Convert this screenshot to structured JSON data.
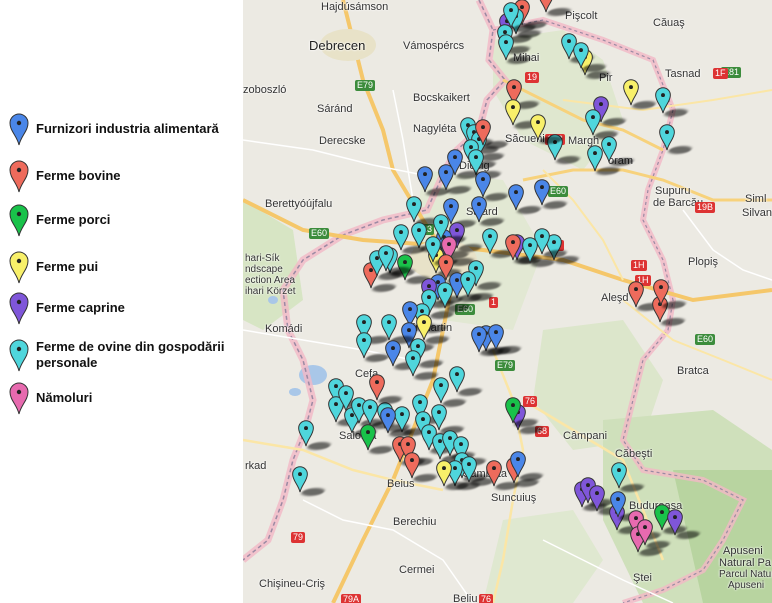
{
  "legend": {
    "items": [
      {
        "label": "Furnizori industria alimentară",
        "color": "#4a86e8"
      },
      {
        "label": "Ferme bovine",
        "color": "#ee6b5c"
      },
      {
        "label": "Ferme porci",
        "color": "#19c24a"
      },
      {
        "label": "Ferme pui",
        "color": "#f8f06a"
      },
      {
        "label": "Ferme caprine",
        "color": "#7f56d9"
      },
      {
        "label": "Ferme de ovine din gospodării personale",
        "color": "#4fd6dc"
      },
      {
        "label": "Nămoluri",
        "color": "#e76aaf"
      }
    ]
  },
  "map": {
    "places": [
      {
        "name": "Hajdúsámson",
        "cls": ""
      },
      {
        "name": "Pişcolt",
        "cls": ""
      },
      {
        "name": "Căuaş",
        "cls": ""
      },
      {
        "name": "Debrecen",
        "cls": "big"
      },
      {
        "name": "Vámospércs",
        "cls": ""
      },
      {
        "name": "Mihai",
        "cls": ""
      },
      {
        "name": "Pir",
        "cls": ""
      },
      {
        "name": "Tasnad",
        "cls": ""
      },
      {
        "name": "zoboszló",
        "cls": ""
      },
      {
        "name": "Sáránd",
        "cls": ""
      },
      {
        "name": "Bocskaikert",
        "cls": ""
      },
      {
        "name": "Nagyléta",
        "cls": ""
      },
      {
        "name": "Săcueni",
        "cls": ""
      },
      {
        "name": "Margh",
        "cls": ""
      },
      {
        "name": "oram",
        "cls": ""
      },
      {
        "name": "Derecske",
        "cls": ""
      },
      {
        "name": "Diosig",
        "cls": ""
      },
      {
        "name": "Supuru",
        "cls": ""
      },
      {
        "name": "de Barcău",
        "cls": ""
      },
      {
        "name": "Berettyóújfalu",
        "cls": ""
      },
      {
        "name": "Sălard",
        "cls": ""
      },
      {
        "name": "Siml",
        "cls": ""
      },
      {
        "name": "Silvan",
        "cls": ""
      },
      {
        "name": "hari-Sík",
        "cls": "small"
      },
      {
        "name": "ndscape",
        "cls": "small"
      },
      {
        "name": "ection Area",
        "cls": "small"
      },
      {
        "name": "ihari Körzet",
        "cls": "small"
      },
      {
        "name": "Plopiş",
        "cls": ""
      },
      {
        "name": "Aleşd",
        "cls": ""
      },
      {
        "name": "Komádi",
        "cls": ""
      },
      {
        "name": "Sînmartin",
        "cls": ""
      },
      {
        "name": "Cefa",
        "cls": ""
      },
      {
        "name": "Bratca",
        "cls": ""
      },
      {
        "name": "Câmpani",
        "cls": ""
      },
      {
        "name": "Căbeşti",
        "cls": ""
      },
      {
        "name": "Salonta",
        "cls": ""
      },
      {
        "name": "rkad",
        "cls": ""
      },
      {
        "name": "Beius",
        "cls": ""
      },
      {
        "name": "Sâmbăta",
        "cls": ""
      },
      {
        "name": "Suncuiuş",
        "cls": ""
      },
      {
        "name": "Budureasa",
        "cls": ""
      },
      {
        "name": "Berechiu",
        "cls": ""
      },
      {
        "name": "Apuseni",
        "cls": ""
      },
      {
        "name": "Natural Pa",
        "cls": ""
      },
      {
        "name": "Parcul Natural",
        "cls": "small"
      },
      {
        "name": "Apuseni",
        "cls": "small"
      },
      {
        "name": "Ştei",
        "cls": ""
      },
      {
        "name": "Chişineu-Criş",
        "cls": ""
      },
      {
        "name": "Cermei",
        "cls": ""
      },
      {
        "name": "Beliu",
        "cls": ""
      }
    ],
    "roads": [
      {
        "label": "E79",
        "cls": "e"
      },
      {
        "label": "E60",
        "cls": "e"
      },
      {
        "label": "A3",
        "cls": "e"
      },
      {
        "label": "E60",
        "cls": "e"
      },
      {
        "label": "E81",
        "cls": "e"
      },
      {
        "label": "E60",
        "cls": "e"
      },
      {
        "label": "E79",
        "cls": "e"
      },
      {
        "label": "E60",
        "cls": "e"
      },
      {
        "label": "19",
        "cls": "r"
      },
      {
        "label": "19B",
        "cls": "r"
      },
      {
        "label": "19B",
        "cls": "r"
      },
      {
        "label": "1F",
        "cls": "r"
      },
      {
        "label": "1P",
        "cls": "r"
      },
      {
        "label": "1H",
        "cls": "r"
      },
      {
        "label": "1H",
        "cls": "r"
      },
      {
        "label": "1",
        "cls": "r"
      },
      {
        "label": "76",
        "cls": "r"
      },
      {
        "label": "79",
        "cls": "r"
      },
      {
        "label": "76",
        "cls": "r"
      },
      {
        "label": "79A",
        "cls": "r"
      },
      {
        "label": "68",
        "cls": "r"
      }
    ],
    "markers": [
      {
        "t": 1
      },
      {
        "t": 1
      },
      {
        "t": 4
      },
      {
        "t": 5
      },
      {
        "t": 5
      },
      {
        "t": 5
      },
      {
        "t": 5
      },
      {
        "t": 1
      },
      {
        "t": 3
      },
      {
        "t": 5
      },
      {
        "t": 3
      },
      {
        "t": 5
      },
      {
        "t": 4
      },
      {
        "t": 3
      },
      {
        "t": 5
      },
      {
        "t": 5
      },
      {
        "t": 5
      },
      {
        "t": 5
      },
      {
        "t": 5
      },
      {
        "t": 1
      },
      {
        "t": 5
      },
      {
        "t": 5
      },
      {
        "t": 3
      },
      {
        "t": 5
      },
      {
        "t": 0
      },
      {
        "t": 0
      },
      {
        "t": 0
      },
      {
        "t": 0
      },
      {
        "t": 0
      },
      {
        "t": 0
      },
      {
        "t": 5
      },
      {
        "t": 5
      },
      {
        "t": 5
      },
      {
        "t": 0
      },
      {
        "t": 0
      },
      {
        "t": 4
      },
      {
        "t": 5
      },
      {
        "t": 0
      },
      {
        "t": 5
      },
      {
        "t": 5
      },
      {
        "t": 4
      },
      {
        "t": 5
      },
      {
        "t": 5
      },
      {
        "t": 5
      },
      {
        "t": 1
      },
      {
        "t": 2
      },
      {
        "t": 3
      },
      {
        "t": 5
      },
      {
        "t": 6
      },
      {
        "t": 1
      },
      {
        "t": 0
      },
      {
        "t": 0
      },
      {
        "t": 4
      },
      {
        "t": 5
      },
      {
        "t": 5
      },
      {
        "t": 5
      },
      {
        "t": 5
      },
      {
        "t": 5
      },
      {
        "t": 0
      },
      {
        "t": 0
      },
      {
        "t": 5
      },
      {
        "t": 5
      },
      {
        "t": 0
      },
      {
        "t": 1
      },
      {
        "t": 1
      },
      {
        "t": 1
      },
      {
        "t": 5
      },
      {
        "t": 5
      },
      {
        "t": 5
      },
      {
        "t": 0
      },
      {
        "t": 3
      },
      {
        "t": 5
      },
      {
        "t": 5
      },
      {
        "t": 0
      },
      {
        "t": 0
      },
      {
        "t": 5
      },
      {
        "t": 5
      },
      {
        "t": 5
      },
      {
        "t": 5
      },
      {
        "t": 5
      },
      {
        "t": 5
      },
      {
        "t": 5
      },
      {
        "t": 1
      },
      {
        "t": 5
      },
      {
        "t": 5
      },
      {
        "t": 5
      },
      {
        "t": 5
      },
      {
        "t": 5
      },
      {
        "t": 5
      },
      {
        "t": 0
      },
      {
        "t": 2
      },
      {
        "t": 4
      },
      {
        "t": 5
      },
      {
        "t": 5
      },
      {
        "t": 5
      },
      {
        "t": 5
      },
      {
        "t": 2
      },
      {
        "t": 1
      },
      {
        "t": 1
      },
      {
        "t": 1
      },
      {
        "t": 5
      },
      {
        "t": 5
      },
      {
        "t": 5
      },
      {
        "t": 3
      },
      {
        "t": 5
      },
      {
        "t": 5
      },
      {
        "t": 1
      },
      {
        "t": 0
      },
      {
        "t": 1
      },
      {
        "t": 4
      },
      {
        "t": 4
      },
      {
        "t": 4
      },
      {
        "t": 4
      },
      {
        "t": 0
      },
      {
        "t": 6
      },
      {
        "t": 6
      },
      {
        "t": 2
      },
      {
        "t": 4
      },
      {
        "t": 6
      },
      {
        "t": 5
      },
      {
        "t": 5
      },
      {
        "t": 5
      },
      {
        "t": 5
      },
      {
        "t": 1
      }
    ]
  }
}
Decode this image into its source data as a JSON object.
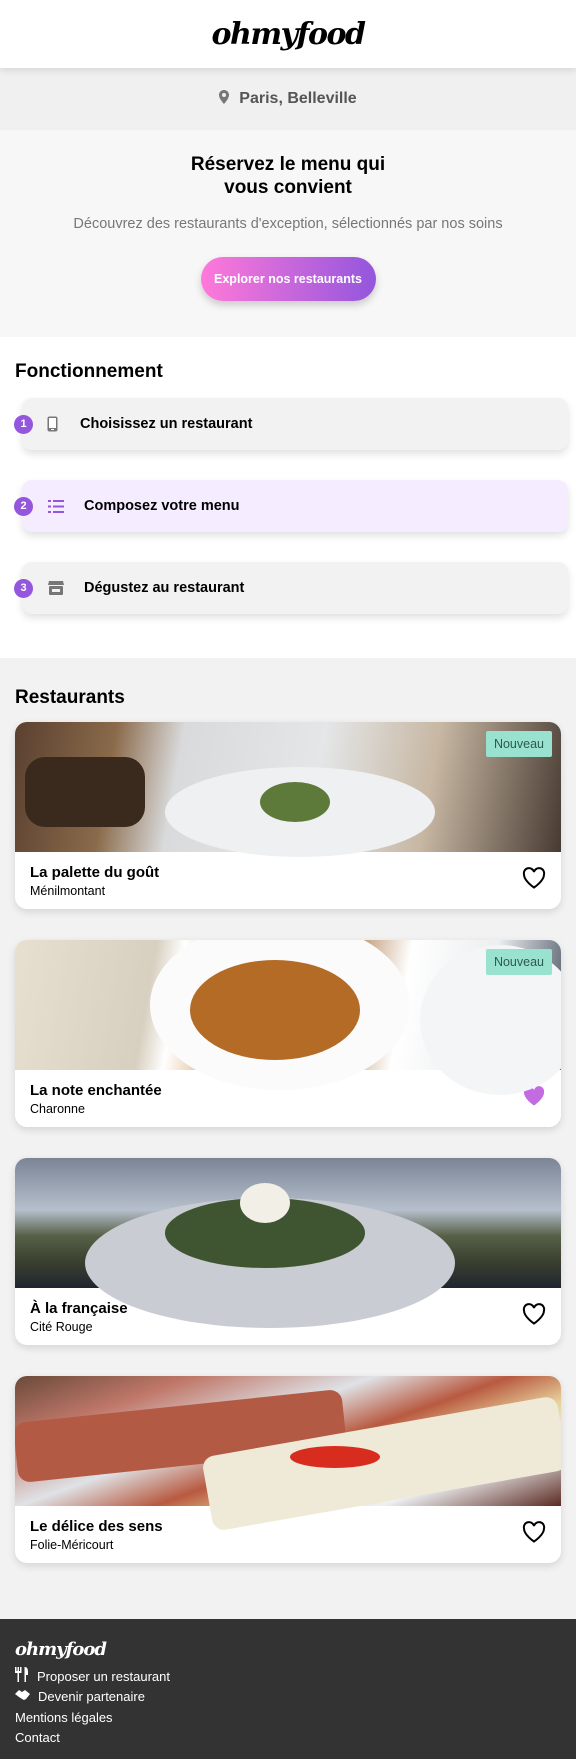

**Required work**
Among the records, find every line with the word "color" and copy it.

**Solution to this task**
        "color": "#4a86e8"
        "color": "#ee6b5c"
        "color": "#19c24a"
        "color": "#f8f06a"
        "color": "#7f56d9"
        "color": "#4fd6dc"
        "color": "#e76aaf"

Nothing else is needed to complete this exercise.